■ **WHAT NEEDS TO BE DONE**
What lines in the records below contain the string "Application"? Copy every one.

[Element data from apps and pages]
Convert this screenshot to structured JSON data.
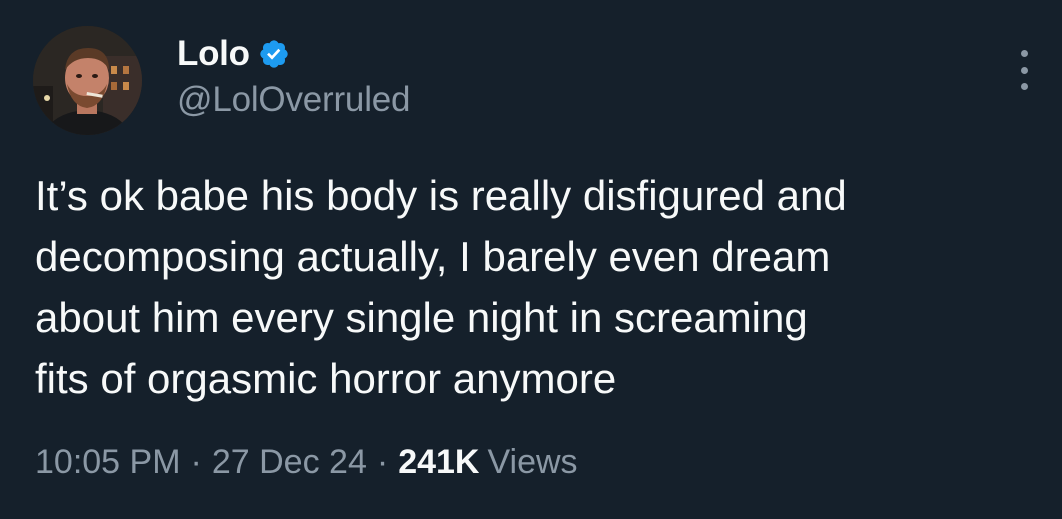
{
  "author": {
    "display_name": "Lolo",
    "handle": "@LolOverruled",
    "verified": true,
    "verified_color": "#1d9bf0"
  },
  "tweet": {
    "lines": [
      "It’s ok babe his body is really disfigured and",
      "decomposing actually, I barely even dream",
      "about him every single night in screaming",
      "fits of orgasmic horror anymore"
    ]
  },
  "meta": {
    "time": "10:05 PM",
    "separator": "·",
    "date": "27 Dec 24",
    "views_count": "241K",
    "views_label": "Views"
  },
  "icons": {
    "avatar": "profile-photo",
    "verified": "verified-badge-icon",
    "more": "more-options-icon"
  },
  "colors": {
    "background": "#15202b",
    "primary_text": "#f7f9f9",
    "secondary_text": "#8b98a5"
  }
}
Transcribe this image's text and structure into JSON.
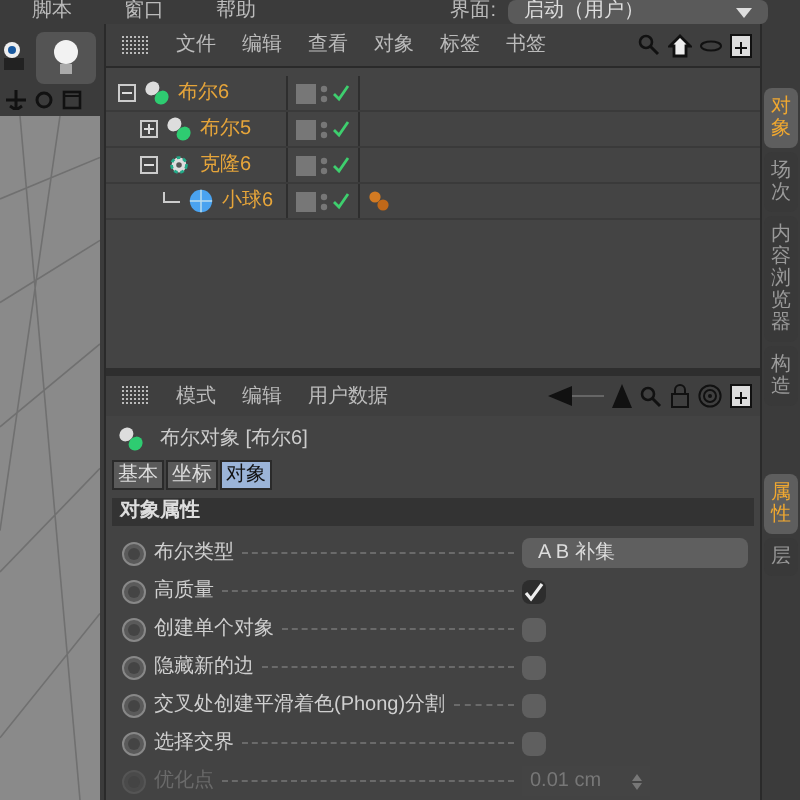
{
  "menu_bar": {
    "items": [
      "脚本",
      "窗口",
      "帮助"
    ],
    "layout_label": "界面:",
    "layout_value": "启动（用户）"
  },
  "object_manager": {
    "menu": [
      "文件",
      "编辑",
      "查看",
      "对象",
      "标签",
      "书签"
    ],
    "tree": [
      {
        "name": "布尔6",
        "kind": "boole",
        "expanded": true,
        "tag": false,
        "children": [
          {
            "name": "布尔5",
            "kind": "boole",
            "expanded": false,
            "tag": false
          },
          {
            "name": "克隆6",
            "kind": "cloner",
            "expanded": true,
            "tag": false,
            "children": [
              {
                "name": "小球6",
                "kind": "sphere",
                "tag": true
              }
            ]
          }
        ]
      }
    ]
  },
  "side_tabs_top": [
    {
      "label": "对象",
      "selected": true
    },
    {
      "label": "场次",
      "selected": false
    },
    {
      "label": "内容浏览器",
      "selected": false
    },
    {
      "label": "构造",
      "selected": false
    }
  ],
  "side_tabs_bottom": [
    {
      "label": "属性",
      "selected": true
    },
    {
      "label": "层",
      "selected": false
    }
  ],
  "attributes": {
    "menu": [
      "模式",
      "编辑",
      "用户数据"
    ],
    "title": "布尔对象 [布尔6]",
    "tabs": [
      {
        "label": "基本",
        "selected": false
      },
      {
        "label": "坐标",
        "selected": false
      },
      {
        "label": "对象",
        "selected": true
      }
    ],
    "section": "对象属性",
    "rows": [
      {
        "label": "布尔类型",
        "kind": "dropdown",
        "value": "A B 补集",
        "disabled": false
      },
      {
        "label": "高质量",
        "kind": "checkbox",
        "checked": true,
        "disabled": false
      },
      {
        "label": "创建单个对象",
        "kind": "checkbox",
        "checked": false,
        "disabled": false
      },
      {
        "label": "隐藏新的边",
        "kind": "checkbox",
        "checked": false,
        "disabled": false
      },
      {
        "label": "交叉处创建平滑着色(Phong)分割",
        "kind": "checkbox",
        "checked": false,
        "disabled": false
      },
      {
        "label": "选择交界",
        "kind": "checkbox",
        "checked": false,
        "disabled": false
      },
      {
        "label": "优化点",
        "kind": "number",
        "value": "0.01 cm",
        "disabled": true
      }
    ]
  }
}
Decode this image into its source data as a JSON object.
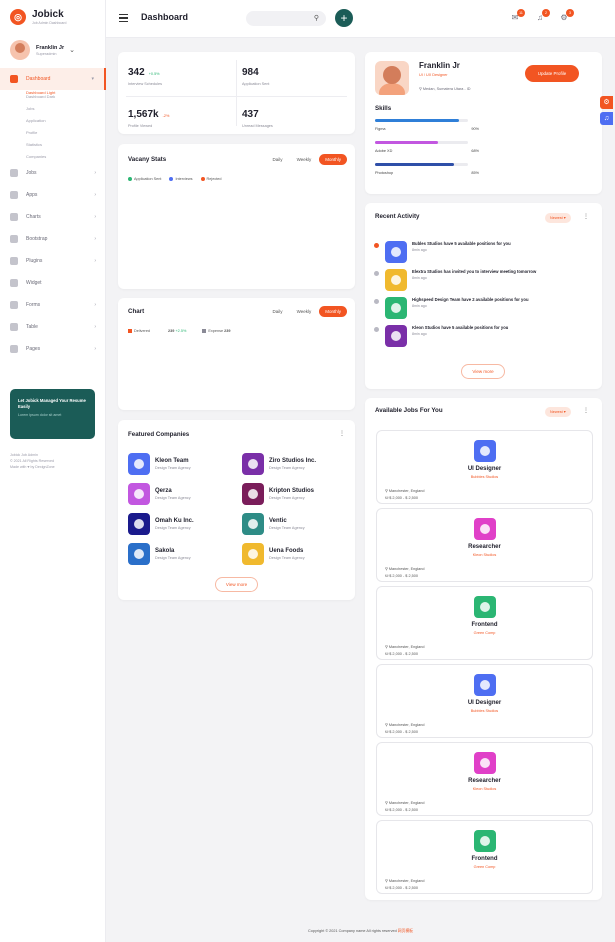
{
  "brand": {
    "name": "Jobick",
    "tagline": "Job Admin Dashboard"
  },
  "user": {
    "name": "Franklin Jr",
    "role": "Superadmin"
  },
  "nav": {
    "dashboard": "Dashboard",
    "sub": [
      "Dashboard Light",
      "Dashboard Dark",
      "Jobs",
      "Application",
      "Profile",
      "Statistics",
      "Companies"
    ],
    "items": [
      "Jobs",
      "Apps",
      "Charts",
      "Bootstrap",
      "Plugins",
      "Widget",
      "Forms",
      "Table",
      "Pages"
    ]
  },
  "promo": {
    "title": "Let Jobick Managed Your Resume Easily",
    "sub": "Lorem ipsum dolor sit amet"
  },
  "sidebar_footer": {
    "line1": "Jobick Job Admin",
    "line2": "© 2021 All Rights Reserved",
    "line3": "Made with ♥ by DexignZone"
  },
  "header": {
    "title": "Dashboard",
    "notif_counts": [
      "11",
      "2",
      "3"
    ]
  },
  "stats": [
    {
      "value": "342",
      "change": "+0.5%",
      "label": "Interview Schedules",
      "change_color": "#2bb673"
    },
    {
      "value": "984",
      "change": "",
      "label": "Application Sent",
      "change_color": "#2bb673"
    },
    {
      "value": "1,567k",
      "change": "-2%",
      "label": "Profile Viewed",
      "change_color": "#f25522"
    },
    {
      "value": "437",
      "change": "",
      "label": "Unread Messages",
      "change_color": "#2bb673"
    }
  ],
  "vacancy": {
    "title": "Vacany Stats",
    "tabs": [
      "Daily",
      "Weekly",
      "Monthly"
    ],
    "legend": [
      "Application Sent",
      "Interviews",
      "Rejected"
    ],
    "legend_colors": [
      "#2bb673",
      "#4e6ef2",
      "#f25522"
    ]
  },
  "chart": {
    "title": "Chart",
    "tabs": [
      "Daily",
      "Weekly",
      "Monthly"
    ],
    "delivered_label": "Delivered",
    "delivered_value": "239",
    "delivered_change": "+2.5%",
    "expense_label": "Expense",
    "expense_value": "239"
  },
  "companies": {
    "title": "Featured Companies",
    "view_more": "View more",
    "items": [
      {
        "name": "Kleon Team",
        "sub": "Design Team Agency",
        "color": "#4e6ef2"
      },
      {
        "name": "Ziro Studios Inc.",
        "sub": "Design Team Agency",
        "color": "#7a2fa8"
      },
      {
        "name": "Qerza",
        "sub": "Design Team Agency",
        "color": "#c257e0"
      },
      {
        "name": "Kripton Studios",
        "sub": "Design Team Agency",
        "color": "#7a1d5a"
      },
      {
        "name": "Omah Ku Inc.",
        "sub": "Design Team Agency",
        "color": "#1a1a8c"
      },
      {
        "name": "Ventic",
        "sub": "Design Team Agency",
        "color": "#2e8c86"
      },
      {
        "name": "Sakola",
        "sub": "Design Team Agency",
        "color": "#2a6fc9"
      },
      {
        "name": "Uena Foods",
        "sub": "Design Team Agency",
        "color": "#f0b92e"
      }
    ]
  },
  "profile": {
    "name": "Franklin Jr",
    "role": "UI / UX Designer",
    "location": "Medan, Sumatera Utara - ID",
    "button": "Update Profile",
    "skills_title": "Skills",
    "skills": [
      {
        "name": "Figma",
        "pct": "90%",
        "value": 90,
        "color": "#2f7fd8"
      },
      {
        "name": "Adobe XD",
        "pct": "68%",
        "value": 68,
        "color": "#c257e0"
      },
      {
        "name": "Photoshop",
        "pct": "85%",
        "value": 85,
        "color": "#2f4fa8"
      }
    ]
  },
  "activity": {
    "title": "Recent Activity",
    "filter": "Newest",
    "view_more": "View more",
    "items": [
      {
        "title": "Bubles Studios have 5 available positions for you",
        "time": "8min ago",
        "color": "#4e6ef2",
        "dot": "#f25522"
      },
      {
        "title": "Elextra Studios has invited you to interview meeting tomorrow",
        "time": "8min ago",
        "color": "#f0b92e",
        "dot": "#b9b9c3"
      },
      {
        "title": "Highspeed Design Team have 2 available positions for you",
        "time": "8min ago",
        "color": "#2bb673",
        "dot": "#b9b9c3"
      },
      {
        "title": "Kleon Studios have 5 available positions for you",
        "time": "8min ago",
        "color": "#7a2fa8",
        "dot": "#b9b9c3"
      }
    ]
  },
  "jobs": {
    "title": "Available Jobs For You",
    "filter": "Newest",
    "items": [
      {
        "title": "UI Designer",
        "company": "Bubbles Studios",
        "location": "Manchester, England",
        "salary": "$ 2,000 - $ 2,500",
        "color": "#4e6ef2"
      },
      {
        "title": "Researcher",
        "company": "Kleon Studios",
        "location": "Manchester, England",
        "salary": "$ 2,000 - $ 2,500",
        "color": "#e040c8"
      },
      {
        "title": "Frontend",
        "company": "Green Comp",
        "location": "Manchester, England",
        "salary": "$ 2,000 - $ 2,500",
        "color": "#2bb673"
      },
      {
        "title": "UI Designer",
        "company": "Bubbles Studios",
        "location": "Manchester, England",
        "salary": "$ 2,000 - $ 2,500",
        "color": "#4e6ef2"
      },
      {
        "title": "Researcher",
        "company": "Kleon Studios",
        "location": "Manchester, England",
        "salary": "$ 2,000 - $ 2,500",
        "color": "#e040c8"
      },
      {
        "title": "Frontend",
        "company": "Green Comp",
        "location": "Manchester, England",
        "salary": "$ 2,000 - $ 2,500",
        "color": "#2bb673"
      }
    ]
  },
  "footer": {
    "text": "Copyright © 2021 Company name All rights reserved",
    "link": "网页模板"
  }
}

■ **RESPONSE BELOW**
      "Application",
      "label": "Application Sent",
      "Application Sent",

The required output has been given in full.